User skill at choosing a PIN only become relevant in case an attacker gains physical access. Even in that scenario, attacks against the PIN are far more difficult.

  • Well-designed tokens implement rate limiting, so it is not possible to try more than a handful guesses via the “official” PIN verification interface.
  • Bypassing that avenue calls for attacking the tamper-resistance of the hardware itself. This is certainly feasible given proper equipment and sufficient time. But assuming the token had appropriate physical protections, it is a manual, time-consuming attack that is far more costly than running an automated cracker on a password dump.

Starting out local

With that context, the next series of posts will walk through examples of replacing use of passwords in each scenario with a hardware token. In keeping with the maxim “be the change you want to see in the world,” we focus on use-cases that can be implemented by unilaterally by end-users, without requiring other people to cooperate. If you wanted to authenticate to your bank using a hardware token and their website only supports passwords, you are out of luck. There isn’t much that can be done to meaningfully implement a scheme that offers comparable security within that framework. You could implement a password manager that users credentials on the card to encrypt the password, but at the end of the day the protocol still involves submitting the same fixed secret over and over. By contrast local uses of hardware tokens can be implemented without waiting for any other party to become enlightened. Specifically we will cover:

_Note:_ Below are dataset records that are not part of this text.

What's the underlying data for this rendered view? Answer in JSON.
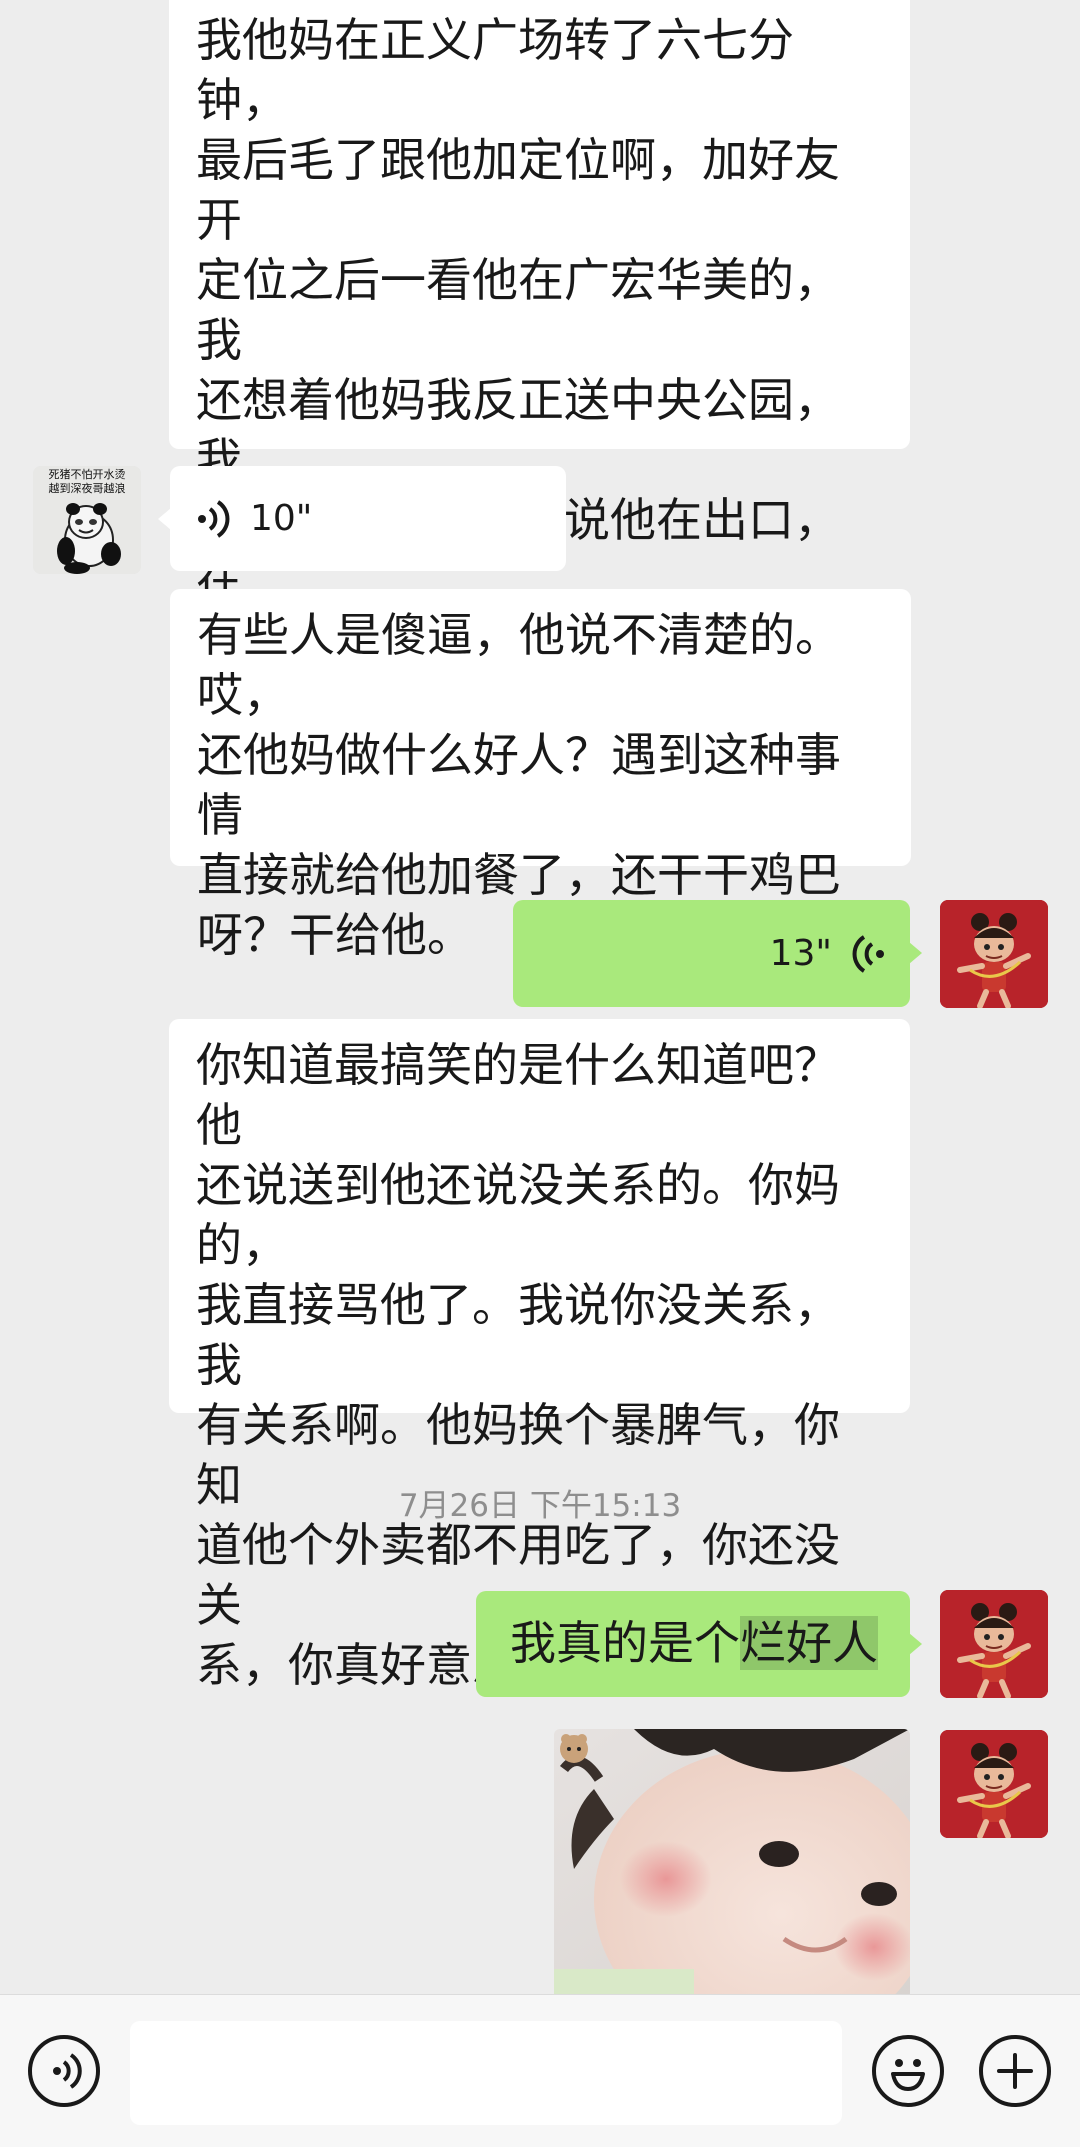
{
  "messages": {
    "m1_text": "我他妈在正义广场转了六七分钟，\n最后毛了跟他加定位啊，加好友开\n定位之后一看他在广宏华美的，我\n还想着他妈我反正送中央公园，我\n给他送过去吧。他说他在出口，在\n地面等着。你妈逼的，他妈送到他\n人还在下面，我操他妈。",
    "m2_voice_duration": "10\"",
    "m3_text": "有些人是傻逼，他说不清楚的。哎，\n还他妈做什么好人？遇到这种事情\n直接就给他加餐了，还干干鸡巴\n呀？干给他。",
    "m4_voice_duration": "13\"",
    "m5_text": "你知道最搞笑的是什么知道吧？他\n还说送到他还说没关系的。你妈的，\n我直接骂他了。我说你没关系，我\n有关系啊。他妈换个暴脾气，你知\n道他个外卖都不用吃了，你还没关\n系，你真好意思。",
    "timestamp": "7月26日 下午15:13",
    "m6_text_prefix": "我真的是个",
    "m6_text_highlight": "烂好人"
  },
  "sticker_avatar": {
    "line1": "死猪不怕开水烫",
    "line2": "越到深夜哥越浪"
  },
  "icons": {
    "voice_toggle": "voice-icon",
    "emoji": "emoji-icon",
    "plus": "plus-icon"
  },
  "colors": {
    "background": "#ededed",
    "outgoing_bubble": "#a9e97c",
    "incoming_bubble": "#ffffff",
    "avatar_red": "#b8232a"
  }
}
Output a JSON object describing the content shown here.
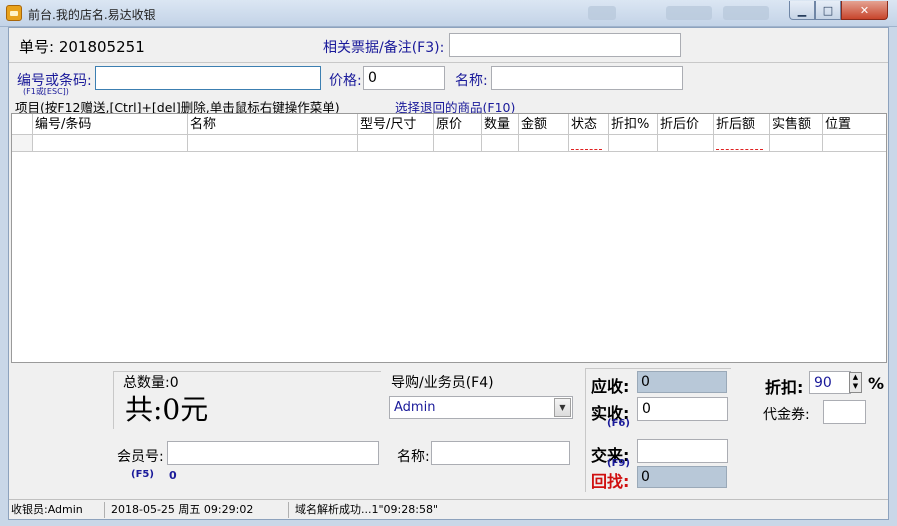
{
  "window": {
    "title": "前台.我的店名.易达收银",
    "ghost1": "",
    "ghost2": ""
  },
  "order": {
    "label": "单号:",
    "value": "201805251"
  },
  "notes": {
    "label": "相关票据/备注(F3):",
    "value": ""
  },
  "code": {
    "label": "编号或条码:",
    "hint": "(F1或[ESC])",
    "value": ""
  },
  "price": {
    "label": "价格:",
    "value": "0"
  },
  "name": {
    "label": "名称:",
    "value": ""
  },
  "items_bar": {
    "text": "项目(按F12赠送,[Ctrl]+[del]删除,单击鼠标右键操作菜单)",
    "link": "选择退回的商品(F10)"
  },
  "table": {
    "columns": [
      "编号/条码",
      "名称",
      "型号/尺寸",
      "原价",
      "数量",
      "金额",
      "状态",
      "折扣%",
      "折后价",
      "折后额",
      "实售额",
      "位置"
    ]
  },
  "summary": {
    "count_label": "总数量:0",
    "total": "共:0元"
  },
  "salesperson": {
    "label": "导购/业务员(F4)",
    "selected": "Admin"
  },
  "member": {
    "label": "会员号:",
    "value": "",
    "hotkey": "(F5)",
    "points": "0",
    "name_label": "名称:",
    "name_value": ""
  },
  "payment": {
    "receivable_label": "应收:",
    "receivable": "0",
    "paid_label": "实收:",
    "paid_hotkey": "(F6)",
    "paid": "0",
    "tendered_label": "交来:",
    "tendered_hotkey": "(F9)",
    "tendered": "",
    "change_label": "回找:",
    "change": "0"
  },
  "discount": {
    "label": "折扣:",
    "value": "90",
    "unit": "%",
    "voucher_label": "代金券:",
    "voucher": ""
  },
  "status": {
    "cashier": "收银员:Admin",
    "datetime": "2018-05-25 周五 09:29:02",
    "message": "域名解析成功...1\"09:28:58\""
  }
}
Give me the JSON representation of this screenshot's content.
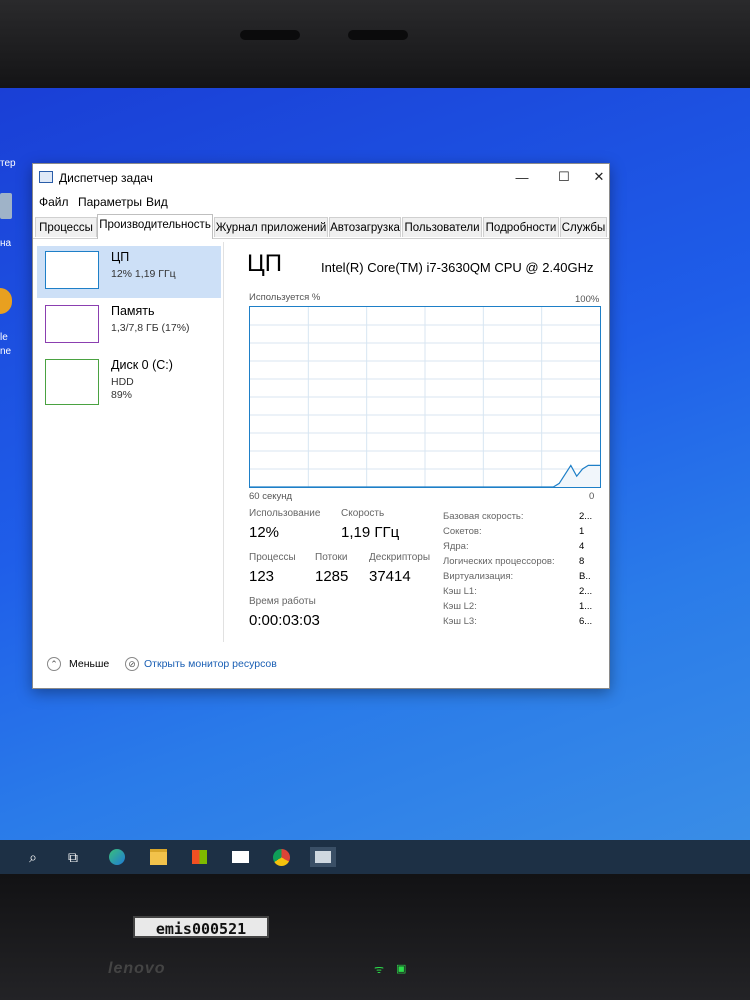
{
  "desktop": {
    "labels": [
      "тер",
      "на",
      "le",
      "ne"
    ]
  },
  "window": {
    "title": "Диспетчер задач",
    "controls": {
      "minimize": "—",
      "maximize": "☐",
      "close": "✕"
    }
  },
  "menu": [
    "Файл",
    "Параметры",
    "Вид"
  ],
  "tabs": [
    "Процессы",
    "Производительность",
    "Журнал приложений",
    "Автозагрузка",
    "Пользователи",
    "Подробности",
    "Службы"
  ],
  "active_tab": "Производительность",
  "sidebar": {
    "items": [
      {
        "name": "ЦП",
        "line1": "12% 1,19 ГГц",
        "line2": ""
      },
      {
        "name": "Память",
        "line1": "1,3/7,8 ГБ (17%)",
        "line2": ""
      },
      {
        "name": "Диск 0 (C:)",
        "line1": "HDD",
        "line2": "89%"
      }
    ]
  },
  "cpu": {
    "title": "ЦП",
    "model": "Intel(R) Core(TM) i7-3630QM CPU @ 2.40GHz",
    "graph_label": "Используется %",
    "graph_max": "100%",
    "graph_time": "60 секунд",
    "graph_min": "0",
    "graph_series_percent": [
      0,
      0,
      0,
      0,
      0,
      0,
      0,
      0,
      0,
      0,
      0,
      0,
      0,
      0,
      0,
      0,
      0,
      0,
      0,
      0,
      0,
      0,
      0,
      0,
      0,
      0,
      0,
      0,
      0,
      0,
      0,
      0,
      0,
      0,
      0,
      0,
      0,
      0,
      0,
      0,
      0,
      0,
      0,
      0,
      0,
      0,
      0,
      0,
      0,
      0,
      0,
      0,
      0,
      2,
      7,
      12,
      6,
      10,
      12,
      12,
      12
    ],
    "stats": {
      "usage_label": "Использование",
      "usage_value": "12%",
      "speed_label": "Скорость",
      "speed_value": "1,19 ГГц",
      "processes_label": "Процессы",
      "processes_value": "123",
      "threads_label": "Потоки",
      "threads_value": "1285",
      "handles_label": "Дескрипторы",
      "handles_value": "37414",
      "uptime_label": "Время работы",
      "uptime_value": "0:00:03:03"
    },
    "properties": [
      {
        "label": "Базовая скорость:",
        "value": "2..."
      },
      {
        "label": "Сокетов:",
        "value": "1"
      },
      {
        "label": "Ядра:",
        "value": "4"
      },
      {
        "label": "Логических процессоров:",
        "value": "8"
      },
      {
        "label": "Виртуализация:",
        "value": "В.."
      },
      {
        "label": "Кэш L1:",
        "value": "2..."
      },
      {
        "label": "Кэш L2:",
        "value": "1..."
      },
      {
        "label": "Кэш L3:",
        "value": "6..."
      }
    ]
  },
  "footer": {
    "less": "Меньше",
    "resource_monitor": "Открыть монитор ресурсов"
  },
  "bezel": {
    "asset_tag": "emis000521",
    "brand": "lenovo"
  },
  "colors": {
    "accent": "#1e7fc7",
    "sidebar_selected": "#cde0f7",
    "memory": "#8b3fb0",
    "disk": "#4aa241",
    "desktop_blue": "#1f5ee9",
    "taskbar": "#1d3045"
  },
  "icons": {
    "taskbar": [
      "search-icon",
      "task-view-icon",
      "edge-icon",
      "file-explorer-icon",
      "store-icon",
      "mail-icon",
      "chrome-icon",
      "task-manager-icon"
    ]
  }
}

  1. Logging into a local machine. Spoiler alert- due to how screen unlocking works, this also covers that vexing question of “how do I unlock my screen using NFC?”
  2. Full-disk encryption
  3. Email encryption/signing with PGP
  4. Connecting to a remote server over SSH (Strictly speaking this is not “local” usage, but it satisfies the criteria of not requiring changes to systems outside our control. Assuming the remote host is configured for public-key authentication, how the user manages their private-key is transparent to other peers.)


Getting by without passwords: the case for hardware tokens (part I)